I’m not sure that’s true. I think most people have some concept of ‘the other’, something beyond the here and now, which they might well describe as ‘spiritual’. I think we dismiss this at our peril. What people won’t and don’t accept is the whole formalised doctrine of ‘sin’, salvation, ‘what the Bible says’ and the social control agenda which burdens and disfigures Christianity.
Richard Ashby, you are true theologian! Oh that we heard this kind of language more often from those who are ordained and consecrated to teach the faith.
Richard, you seem very sure of that.

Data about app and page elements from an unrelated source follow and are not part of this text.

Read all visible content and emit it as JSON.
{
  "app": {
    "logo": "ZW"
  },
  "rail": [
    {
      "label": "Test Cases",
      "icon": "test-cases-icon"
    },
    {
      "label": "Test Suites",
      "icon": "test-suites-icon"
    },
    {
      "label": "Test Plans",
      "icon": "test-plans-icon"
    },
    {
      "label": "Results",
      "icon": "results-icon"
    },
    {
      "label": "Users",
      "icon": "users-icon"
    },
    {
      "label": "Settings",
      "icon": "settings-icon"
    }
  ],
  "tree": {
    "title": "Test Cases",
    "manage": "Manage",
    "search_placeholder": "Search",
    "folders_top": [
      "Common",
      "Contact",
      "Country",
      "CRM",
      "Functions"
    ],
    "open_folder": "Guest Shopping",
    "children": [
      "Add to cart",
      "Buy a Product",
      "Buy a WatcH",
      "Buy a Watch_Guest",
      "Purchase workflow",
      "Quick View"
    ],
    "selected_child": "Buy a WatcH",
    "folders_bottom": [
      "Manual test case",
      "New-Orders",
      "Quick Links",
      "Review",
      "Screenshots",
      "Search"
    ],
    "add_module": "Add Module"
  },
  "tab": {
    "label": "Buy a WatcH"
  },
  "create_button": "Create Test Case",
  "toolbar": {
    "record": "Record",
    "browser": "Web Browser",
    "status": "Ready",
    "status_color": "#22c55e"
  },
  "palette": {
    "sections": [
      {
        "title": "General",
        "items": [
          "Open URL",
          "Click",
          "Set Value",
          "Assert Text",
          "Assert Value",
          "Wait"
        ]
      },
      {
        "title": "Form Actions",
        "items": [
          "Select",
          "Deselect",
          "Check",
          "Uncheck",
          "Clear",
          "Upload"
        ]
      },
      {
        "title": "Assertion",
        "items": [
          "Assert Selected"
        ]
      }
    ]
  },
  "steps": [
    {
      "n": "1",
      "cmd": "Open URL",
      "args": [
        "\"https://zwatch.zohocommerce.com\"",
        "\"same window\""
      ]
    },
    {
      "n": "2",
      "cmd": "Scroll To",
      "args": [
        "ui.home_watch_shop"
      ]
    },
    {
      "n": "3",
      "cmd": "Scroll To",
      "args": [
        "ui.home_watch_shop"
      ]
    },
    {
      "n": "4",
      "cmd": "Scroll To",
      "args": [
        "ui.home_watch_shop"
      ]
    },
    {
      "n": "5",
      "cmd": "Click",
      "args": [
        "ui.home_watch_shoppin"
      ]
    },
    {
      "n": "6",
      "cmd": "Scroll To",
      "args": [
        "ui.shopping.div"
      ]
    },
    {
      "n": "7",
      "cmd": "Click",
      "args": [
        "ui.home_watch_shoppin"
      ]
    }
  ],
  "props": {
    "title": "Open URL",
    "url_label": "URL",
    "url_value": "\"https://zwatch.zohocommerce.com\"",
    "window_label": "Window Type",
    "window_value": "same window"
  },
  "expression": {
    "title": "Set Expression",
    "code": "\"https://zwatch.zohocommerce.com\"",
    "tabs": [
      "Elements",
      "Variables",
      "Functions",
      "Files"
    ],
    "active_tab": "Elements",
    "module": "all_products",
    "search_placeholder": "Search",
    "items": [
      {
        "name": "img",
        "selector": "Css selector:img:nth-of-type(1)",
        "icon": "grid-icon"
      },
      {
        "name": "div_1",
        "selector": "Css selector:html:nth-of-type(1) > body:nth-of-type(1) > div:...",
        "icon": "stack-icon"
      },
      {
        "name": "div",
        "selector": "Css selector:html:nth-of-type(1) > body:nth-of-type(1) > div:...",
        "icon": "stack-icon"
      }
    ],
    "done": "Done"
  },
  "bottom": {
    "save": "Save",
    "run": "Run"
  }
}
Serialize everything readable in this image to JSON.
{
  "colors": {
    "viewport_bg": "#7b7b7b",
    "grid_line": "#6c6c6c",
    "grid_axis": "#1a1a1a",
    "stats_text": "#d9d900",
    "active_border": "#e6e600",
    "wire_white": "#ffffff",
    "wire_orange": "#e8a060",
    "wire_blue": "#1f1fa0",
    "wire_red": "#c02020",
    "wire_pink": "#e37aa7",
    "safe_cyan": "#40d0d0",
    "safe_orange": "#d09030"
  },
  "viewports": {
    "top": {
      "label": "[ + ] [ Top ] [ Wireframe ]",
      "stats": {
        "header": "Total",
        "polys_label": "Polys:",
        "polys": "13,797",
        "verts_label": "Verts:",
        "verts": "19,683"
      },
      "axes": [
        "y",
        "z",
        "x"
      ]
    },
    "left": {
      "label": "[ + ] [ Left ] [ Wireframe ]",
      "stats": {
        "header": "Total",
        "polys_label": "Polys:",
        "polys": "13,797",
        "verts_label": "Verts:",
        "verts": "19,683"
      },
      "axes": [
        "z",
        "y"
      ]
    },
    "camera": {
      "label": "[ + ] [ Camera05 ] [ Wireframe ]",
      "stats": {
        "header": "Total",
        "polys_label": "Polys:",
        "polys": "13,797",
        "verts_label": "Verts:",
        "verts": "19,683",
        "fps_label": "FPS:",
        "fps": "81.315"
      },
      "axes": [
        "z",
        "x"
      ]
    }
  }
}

How do you account for the empty tomb, the fact the Roman sentries weren’t punished for the disappearance of Jesus’ body, and the fact that over 500 people witnessed Jesus alive (and sometimes eating) after his crucifixion?
I don’t and don’t need to. What ever the facts are, and I’m agnostic, like many Christians, on the literal truth of the resurrection stories, it remains that the historical Jesus died.
Um – ‘Christ’ in the NT doesn’t refer to some spiritual being completely different from the human Jesus. ‘Christ’ means ‘Messiah’, the king some Jews believed God was going to send to set them free from Roman domination and usher in a literal, political free state of Israel. That figure was very this-worldly, not heavenly or spiritual or mystical at all. So the title ‘Christ’ is no more closely related to the risen figure we Christians relate to than is the name ‘Jesus’.
Imagination is one of many ways truth and love break through into our lives. Pivotal to my own spiritual life is my relationship and friendship with the child Jesus. Jesus, the God child who lived on this Earth. That friendship and trust is huge for me. Some of our relationship involves imagination. Some of it is deep reality and truth, breaking through, and shared between us. Friendship with Jesus is indescribably precious, and imagination is one of our God-given capacities for opening up to that. So ‘imaginary friend’? Only in the sense that imagination can deepen our experience and encounter,… Read more »
“How can we possibly encourage people to sign up to an imaginary friend?”
I’m not quite sure the point you’re trying to make here.
I’m assuming from your posting that you’re referring to the “dead Jesus.”
But how is the “risen Christ” any less an imaginary friend? Or God for that matter.
Many of the new atheists use the phrase “imaginary friend” as a put-down for the God that theists believe in.